Our latest server and storage cluster at the University of Durham, COSMA4 is now live and fully operational. Apart from a small ‘hiccup’, with heat build up between the system and water-cooling door, it is running very well.
The server cluster is doing exactly what it was designed to do; it is giving users more and considerably faster access to high performance data processing power and enabling new and larger collaborative projects with our research partners in Sussex, Manchester, Cambridge, Australia, Beijing, the Netherlands and Germany.
Our new GPFS file system allows much higher concurrency in writing data. Previously only 8 concurrent writes could be processed optimally. For large jobs, we now use 128 concurrent writes and recently – by accident – a user wrote from 1024 concurrent processes. The latter tested the file servers! I have seen a sustained throughput for a single multi-processor job of close on 2 GB/s.
In the last few weeks we have finished our first two ‘large jobs’. The first used 1580 cores of COSMA4 and nearly all of memory associated with this number of processors. It dumped out 30 TBs of data (17-18 TBs of useable data). The second used 1024 cores and dumped 20 TBs of useful data.
Although there are 620 TBs of GPFS storage in total, we could fill this at a very fast rate, so good data management will be essential.

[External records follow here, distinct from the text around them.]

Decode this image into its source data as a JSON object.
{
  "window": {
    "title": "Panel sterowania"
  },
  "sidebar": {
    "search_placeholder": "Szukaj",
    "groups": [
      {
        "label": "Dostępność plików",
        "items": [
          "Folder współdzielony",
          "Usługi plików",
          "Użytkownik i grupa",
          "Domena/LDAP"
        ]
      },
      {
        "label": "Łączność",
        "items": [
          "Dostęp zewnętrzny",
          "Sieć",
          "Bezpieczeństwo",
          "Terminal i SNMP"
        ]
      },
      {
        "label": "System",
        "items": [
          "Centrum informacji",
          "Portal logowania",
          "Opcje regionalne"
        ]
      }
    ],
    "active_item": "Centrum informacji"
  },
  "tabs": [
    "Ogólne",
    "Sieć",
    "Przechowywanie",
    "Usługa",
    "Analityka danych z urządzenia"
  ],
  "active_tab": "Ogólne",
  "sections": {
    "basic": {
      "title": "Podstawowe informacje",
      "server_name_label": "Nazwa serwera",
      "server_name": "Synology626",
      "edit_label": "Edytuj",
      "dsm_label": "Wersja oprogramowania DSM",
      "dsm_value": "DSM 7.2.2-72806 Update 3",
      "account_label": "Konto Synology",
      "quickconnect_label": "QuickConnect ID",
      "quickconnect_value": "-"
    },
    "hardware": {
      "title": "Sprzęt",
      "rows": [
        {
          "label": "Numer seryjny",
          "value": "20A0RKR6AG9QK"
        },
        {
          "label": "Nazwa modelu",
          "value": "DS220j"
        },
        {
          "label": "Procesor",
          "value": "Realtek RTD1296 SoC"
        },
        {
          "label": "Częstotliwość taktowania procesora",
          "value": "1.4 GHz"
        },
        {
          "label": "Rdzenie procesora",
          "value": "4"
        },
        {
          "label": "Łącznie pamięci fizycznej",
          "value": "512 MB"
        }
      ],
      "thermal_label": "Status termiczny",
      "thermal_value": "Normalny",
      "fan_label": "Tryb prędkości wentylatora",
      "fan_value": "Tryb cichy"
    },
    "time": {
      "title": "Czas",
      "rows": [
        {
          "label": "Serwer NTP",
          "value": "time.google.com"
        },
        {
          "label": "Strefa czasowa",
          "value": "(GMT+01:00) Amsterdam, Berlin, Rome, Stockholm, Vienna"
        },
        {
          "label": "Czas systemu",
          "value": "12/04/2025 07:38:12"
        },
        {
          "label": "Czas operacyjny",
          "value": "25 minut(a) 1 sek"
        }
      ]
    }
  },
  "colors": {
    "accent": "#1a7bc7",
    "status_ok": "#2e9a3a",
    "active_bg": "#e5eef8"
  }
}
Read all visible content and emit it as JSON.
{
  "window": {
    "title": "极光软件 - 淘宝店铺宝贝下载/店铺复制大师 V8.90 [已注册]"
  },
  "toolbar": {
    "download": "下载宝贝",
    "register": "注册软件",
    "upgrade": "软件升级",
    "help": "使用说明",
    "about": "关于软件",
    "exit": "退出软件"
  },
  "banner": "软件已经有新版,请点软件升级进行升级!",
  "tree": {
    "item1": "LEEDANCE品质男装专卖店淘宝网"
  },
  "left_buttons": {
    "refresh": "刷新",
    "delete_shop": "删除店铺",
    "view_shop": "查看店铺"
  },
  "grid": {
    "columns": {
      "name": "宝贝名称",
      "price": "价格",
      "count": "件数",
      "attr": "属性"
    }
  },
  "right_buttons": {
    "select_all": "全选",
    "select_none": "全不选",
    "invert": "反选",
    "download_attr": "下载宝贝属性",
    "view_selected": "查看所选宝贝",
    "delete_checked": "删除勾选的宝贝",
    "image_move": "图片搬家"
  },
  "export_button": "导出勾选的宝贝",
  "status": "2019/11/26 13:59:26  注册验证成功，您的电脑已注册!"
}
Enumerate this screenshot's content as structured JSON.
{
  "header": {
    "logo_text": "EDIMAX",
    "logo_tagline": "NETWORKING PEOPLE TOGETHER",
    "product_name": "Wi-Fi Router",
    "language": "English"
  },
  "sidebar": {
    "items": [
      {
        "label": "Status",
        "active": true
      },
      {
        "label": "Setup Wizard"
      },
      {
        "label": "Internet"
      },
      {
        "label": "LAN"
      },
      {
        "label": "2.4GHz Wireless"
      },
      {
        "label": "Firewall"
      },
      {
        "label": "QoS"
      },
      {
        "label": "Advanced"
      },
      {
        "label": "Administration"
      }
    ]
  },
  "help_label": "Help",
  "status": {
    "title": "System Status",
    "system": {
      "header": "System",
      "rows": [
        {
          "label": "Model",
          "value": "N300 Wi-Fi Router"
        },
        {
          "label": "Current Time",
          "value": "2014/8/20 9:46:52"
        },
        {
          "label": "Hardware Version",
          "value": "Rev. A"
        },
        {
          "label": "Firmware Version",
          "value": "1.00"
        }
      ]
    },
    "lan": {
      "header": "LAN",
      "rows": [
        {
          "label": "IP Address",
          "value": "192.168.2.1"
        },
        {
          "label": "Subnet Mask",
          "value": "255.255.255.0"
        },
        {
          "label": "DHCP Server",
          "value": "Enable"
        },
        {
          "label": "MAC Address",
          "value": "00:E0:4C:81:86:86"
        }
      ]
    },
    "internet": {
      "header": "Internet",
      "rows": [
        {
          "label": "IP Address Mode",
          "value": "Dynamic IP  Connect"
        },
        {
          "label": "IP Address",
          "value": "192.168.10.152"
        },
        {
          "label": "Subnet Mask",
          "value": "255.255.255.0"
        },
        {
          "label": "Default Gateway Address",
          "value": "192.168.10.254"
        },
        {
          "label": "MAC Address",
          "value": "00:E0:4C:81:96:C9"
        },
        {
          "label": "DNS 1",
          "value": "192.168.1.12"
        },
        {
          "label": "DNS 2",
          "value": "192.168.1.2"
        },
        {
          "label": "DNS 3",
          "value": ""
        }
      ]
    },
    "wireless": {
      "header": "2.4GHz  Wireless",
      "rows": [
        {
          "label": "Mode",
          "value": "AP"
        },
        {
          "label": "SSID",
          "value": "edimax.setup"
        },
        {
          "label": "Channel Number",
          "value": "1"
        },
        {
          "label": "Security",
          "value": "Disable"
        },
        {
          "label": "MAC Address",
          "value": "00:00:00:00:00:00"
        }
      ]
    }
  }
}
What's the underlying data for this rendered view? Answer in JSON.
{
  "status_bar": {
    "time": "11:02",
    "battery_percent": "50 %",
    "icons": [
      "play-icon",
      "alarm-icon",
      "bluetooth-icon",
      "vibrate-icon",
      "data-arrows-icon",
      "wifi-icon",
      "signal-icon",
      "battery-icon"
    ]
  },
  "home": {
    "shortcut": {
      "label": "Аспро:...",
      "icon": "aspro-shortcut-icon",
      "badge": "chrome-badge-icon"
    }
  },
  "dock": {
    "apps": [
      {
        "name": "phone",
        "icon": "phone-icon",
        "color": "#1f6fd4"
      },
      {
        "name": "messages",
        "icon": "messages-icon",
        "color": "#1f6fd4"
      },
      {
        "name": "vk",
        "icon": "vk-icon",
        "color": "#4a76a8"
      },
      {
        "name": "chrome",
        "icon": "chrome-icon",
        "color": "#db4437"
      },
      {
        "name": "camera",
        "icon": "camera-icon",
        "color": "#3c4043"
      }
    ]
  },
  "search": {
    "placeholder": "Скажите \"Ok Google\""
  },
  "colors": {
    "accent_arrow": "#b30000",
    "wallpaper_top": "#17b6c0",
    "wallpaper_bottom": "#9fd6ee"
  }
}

We’re also working on supporting our high-throughput user community (separate to the HPC users). These users have now been migratied to our 800-core COSMA3 machine. COSMA3 is now fully incorporated into COSMA using the same OS as COSMA4 and is served by the same batch system. Thankfully, the users have their own 300 TBs of storage to support them.